tofu, rice noodles, onions, mushrooms, carrots, broccoli,
corn, cilantro and chipotle powder.
Homemade Mongolian BBQ with Tofu Recipe
The best thing about this dish is that you can personalize it to fit your taste buds. I like broccoli, corn, mushrooms, and onions…you may like tomatoes, celery, and green peppers. That’s cool, do your thing! So while I suggest some veggies and spices, feel free to use whatever you would like.
- 1 small yellow onion, chopped into half-rings
- 1 head of broccoli, chopped
- 1 pkg. baby portabello mushrooms, chopped
- 2-3 large carrots, chopped into matchsticks
- 1 cup frozen corn, thawed
- 2-3 gloves of garlic, minced…I use my “Garlic Twist.”
- 1/4 cup cilantro, chopped
- chipotle powder
- salt (I use pink Himalayan sea salt)
- Trader Joe’s Sweet Chili Sauce
- 1 pkg. noodles, I use gluten-free rice noodles like Annie Chun’s Pad Thai Brown Rice Noodles
Tofu Ingredients (as seen above):
- 1 pkg. organic extra firm tofu
- 2 Tbs. Bragg’s Liquid Aminos
- 1 Tbs. oil (I use safflower oil)

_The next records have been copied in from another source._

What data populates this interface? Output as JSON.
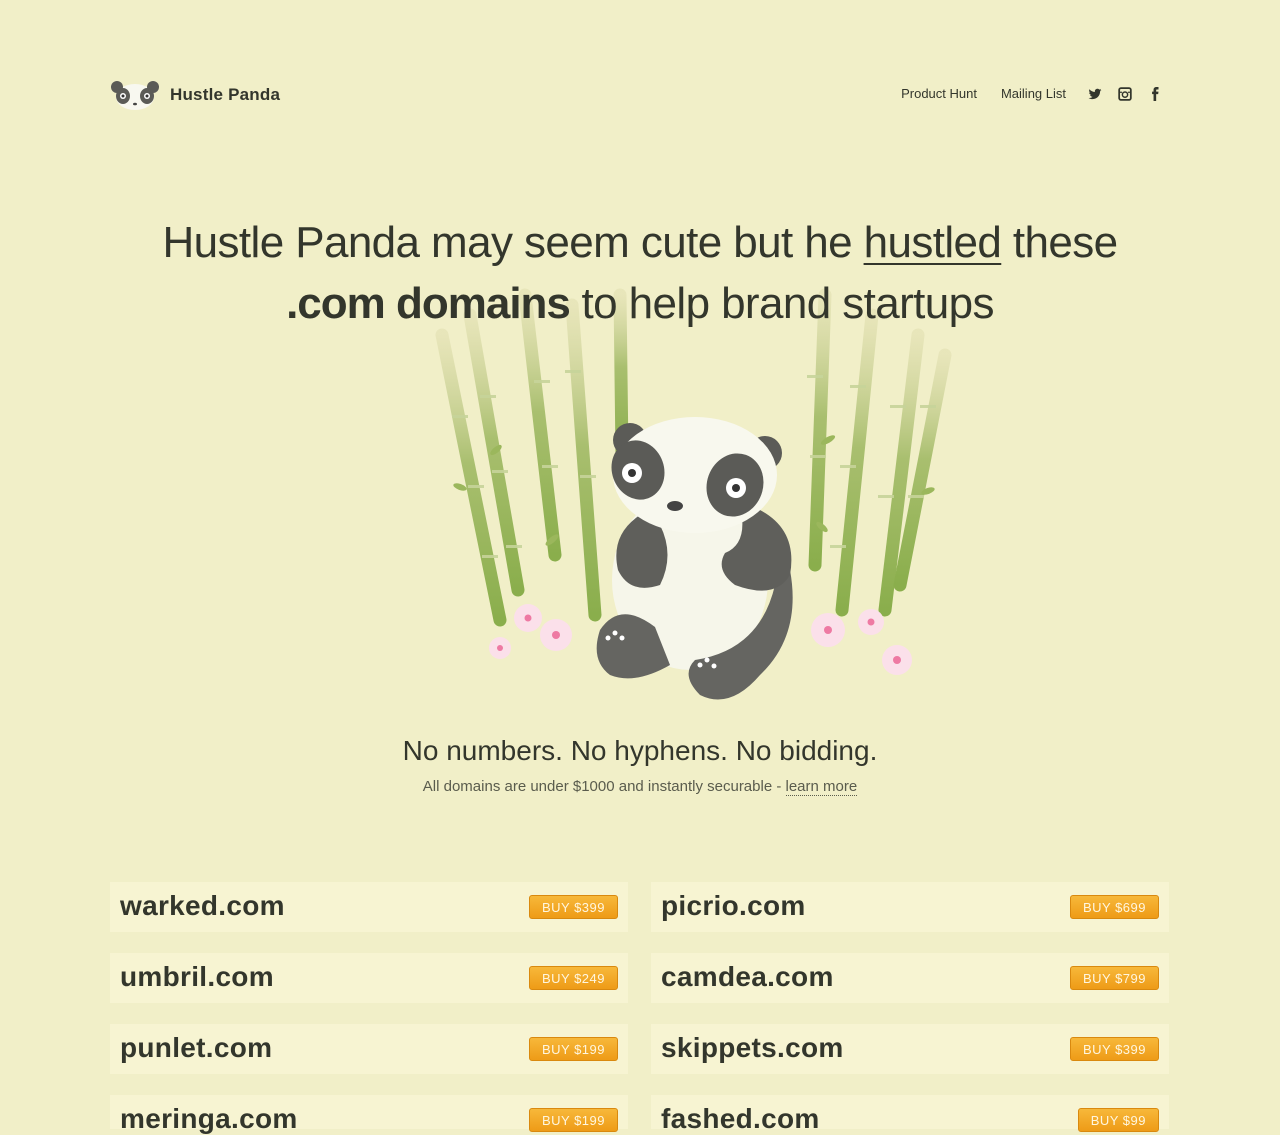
{
  "brand": {
    "name": "Hustle Panda"
  },
  "nav": {
    "links": [
      "Product Hunt",
      "Mailing List"
    ],
    "social_icons": [
      "twitter-icon",
      "instagram-icon",
      "facebook-icon"
    ]
  },
  "hero": {
    "line1_pre": "Hustle Panda may seem cute but he ",
    "line1_link": "hustled",
    "line1_post": " these",
    "line2_bold": ".com domains",
    "line2_post": " to help brand startups"
  },
  "tagline": "No numbers. No hyphens. No bidding.",
  "subtag": {
    "text": "All domains are under $1000 and instantly securable - ",
    "link": "learn more"
  },
  "domains": [
    {
      "name": "warked.com",
      "buy": "BUY $399"
    },
    {
      "name": "picrio.com",
      "buy": "BUY $699"
    },
    {
      "name": "umbril.com",
      "buy": "BUY $249"
    },
    {
      "name": "camdea.com",
      "buy": "BUY $799"
    },
    {
      "name": "punlet.com",
      "buy": "BUY $199"
    },
    {
      "name": "skippets.com",
      "buy": "BUY $399"
    },
    {
      "name": "meringa.com",
      "buy": "BUY $199"
    },
    {
      "name": "fashed.com",
      "buy": "BUY $99"
    }
  ],
  "colors": {
    "background": "#f1efc8",
    "card": "#f7f4d2",
    "button": "#f2a929",
    "text": "#33362c"
  }
}
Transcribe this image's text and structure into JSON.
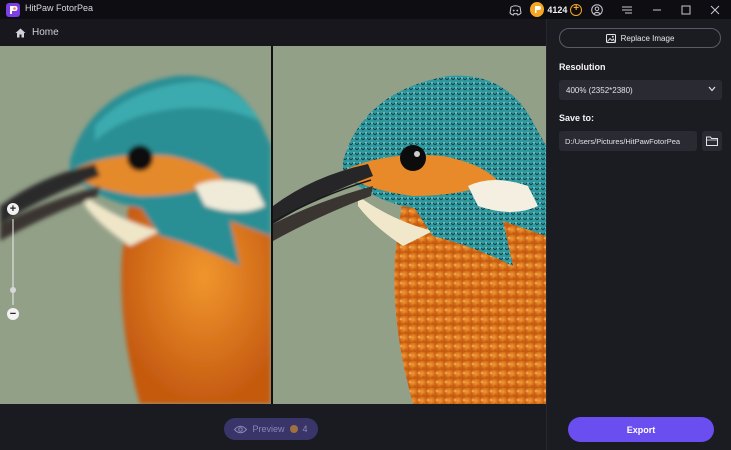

Steps for the Homemade Mongolian BBQ with Tofu Recipe
Another helpful kitchen tool for Mongolian BBQ is a wok,
I use a carbon steel wok.
1. Cook your noodles and set them aside…sometimes it helps
to cook, drain, and then let them sit in a pan with a little water
so they won’t dry out before being added to the stir-fry.
2. Chop your veggies and set them up in buffet-type style.
3. With your pressed tofu, dip it in the dipping sauce listed above
and cook in the oven at 375 for 30 minutes. Flip the tofu halfway.
Once done, add to the stir-fry.
4. Warm your wok/skillet to medium-high, and add your veggies. Saute for 5 minutes or so. I place a glass lid over my veggies to help steam them a bit quicker.
5. Add your tofu to the pan, followed by your spices. I use 1-2 tsp. Chipotle powder, 1 tsp. Braggs Liquid Aminos, 1/2 tsp. Salt, 1 Tbs. Trader Joe’s Sweet Chili Sauce.
6. Now add your noodles, stir to combine and then serve.
It’s Mongolian BBQ time!
My other favourite tofu recipes:
“BBQ Black Bean and Tofu Burritos”
from Vegan on the Cheap on corn tortillas with
Daiya cheddar cheese.
Here’s a new favourite of mine, from Gluten-Free Happy Tummy
called, “Veggie Curry Pasta” with yellow bell peppers,
carrots, red onion, mushrooms, and an awesome mix of
flavourings with curry powder, turmeric, garlic, cilantro
and more. One awesome dish, I can’t wait to make this one
“Tofu Mushroom Stroganoff” with mushrooms, onions, and of course,
tofu…over rice noodles.
“Spicy Tofu Tacos” from Peas & Thank You,
topped with corn and some of my “Smooth & Creamy Guacamole.”
On the side, some corn on the cob, organic blue corn tortilla
chips and more guac.
Here’s tofu in another form for you…in a casserole,
“Cheesy Casserole” with rice, tofu, broccoli,
carrots, and potatoes.
Here’s an unlikely tofu recipe: lasagna. It uses “firm” tofu to
make ricotta cheese. Lasagna: based loosely on this recipe
from Peas & Thank You with a gluten-free roll. Read more here
about how I make this lasagna gluten-free.
So there you have it… tofu in a nutshell. I hope this helped answer some questions you have about tofu, what it is and how to cook it. If you have any other tips to add to the list, please share them below…we’re all still learning when it comes to cooking in general, especially when it comes to tofu! So even though I’ve had some experience with it over the past few years, I know there’s always more to learn. I’d love to hear any of your favourite tips! Or do you have a favourite tofu recipe? Share it below!
Recently this post was linked up to Frugally Sustainable as part of the “Frugal Days, Sustainable Ways Blog Hop.” So check it out and find more ways you can green your plate, your body, and your home!
This post was also recently linked up to “Healthy Vegan Fridays”, which you can find on any of these three blogs: Everyday Vegan Girl, Veggie Nook, and Carrie On Vegan. So get your “vegan on” and check out some of these great recipes and vegan cooking tips!